It may be that the apostle Paul had Gideon’s experience in mind when he wrote his second letter to the Corinthians. In chapter 4, writing of the rich and rewarding ministry committed to the servants of God, the sound of the trumpet is heard in verse 5, ‘We preach . . . Christ Jesus the Lord’. The light is seen in verse 6, and the pitcher, the earthen vessel, in verse 7. But the light must be allowed to shine forth, so the apostle emphasizes that ‘we preach not ourselves’. It would have been far less effective if Gideon’s men had kept their lamps hidden within the pitchers, and just blown the trumpets. Plenty of noise but no light! May we ever remember that in every sphere of witness, if anything of lasting value is to be accomplished, ‘the exceeding greatness of the power’ will always be ‘of God, and not from ourselves’, v. 7 RV.
The battle cry underlines their dependence upon the Lord. The trumpet, the pitcher and the lamp in themselves would be ineffective weapons, yet, used in obedience they become ‘the sword of the Lord’, and also of Gideon. Our responsibility is to use ‘the sword of the Spirit which is the word of God’, Eph. 6. 17. That same word will then do its own work as applied by the Spirit to the hearers. The effect upon the enemy in Gideon’s battle was that they ‘ran, and cried, and fled’. In like manner, ‘the weapons of our warfare are not carnal, but mighty through God to the pulling down of strong holds’, 2 Cor. 10. 4.
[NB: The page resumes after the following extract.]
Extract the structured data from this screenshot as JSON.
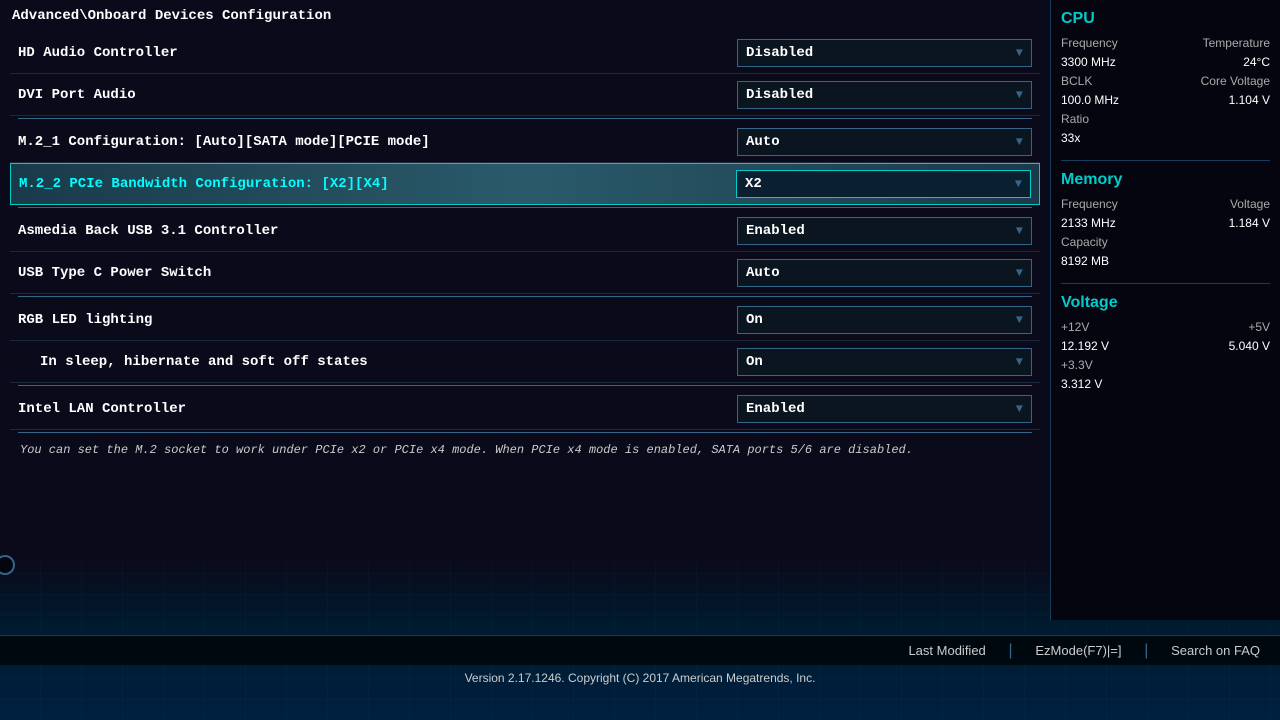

As so often happens when a victory is gained, the adversary redoubles his efforts in seeking to cause division and strife among the people of God. Not for the first time, Ephraim complains; cf. Josh. 17. 14. They had not responded when Gideon blew his trumpet to assemble the tribes, but now that the victory has been won, they want some of the glory! Gideon, with his diplomatic response, is able to take the heat out of the situation and avoid a confrontation; brethren and sisters with the ability and wisdom to do this in assembly life are invaluable!
Most of the verses in chapter 8 are taken up with the aftermath of the battle and the churlish behaviour of the men of Succoth, for which they received appropriate retribution. The Spirit of God does not dwell too long on the rather disappointing end of Gideon’s life, preferring to emphasize the exploits of the man of faith; we will follow the Spirit’s example. Suffice it to say that having refused the offer of a crown in verses 23-23, the man who began his career by vigorously opposing idolatry, is responsible for making an ephod of gold ‘which thing became a snare unto Gideon, and to his house’, v. 27. How careful we all need to be throughout life; remember it is to elders that the warning is given concerning ‘the snare of the devil’, 1 Tim. 3. 7.
So Gideon passed to his reward in a good old age, a man raised up by God to deliver His people, finding his place among the men and women of faith, Heb. 11. 32.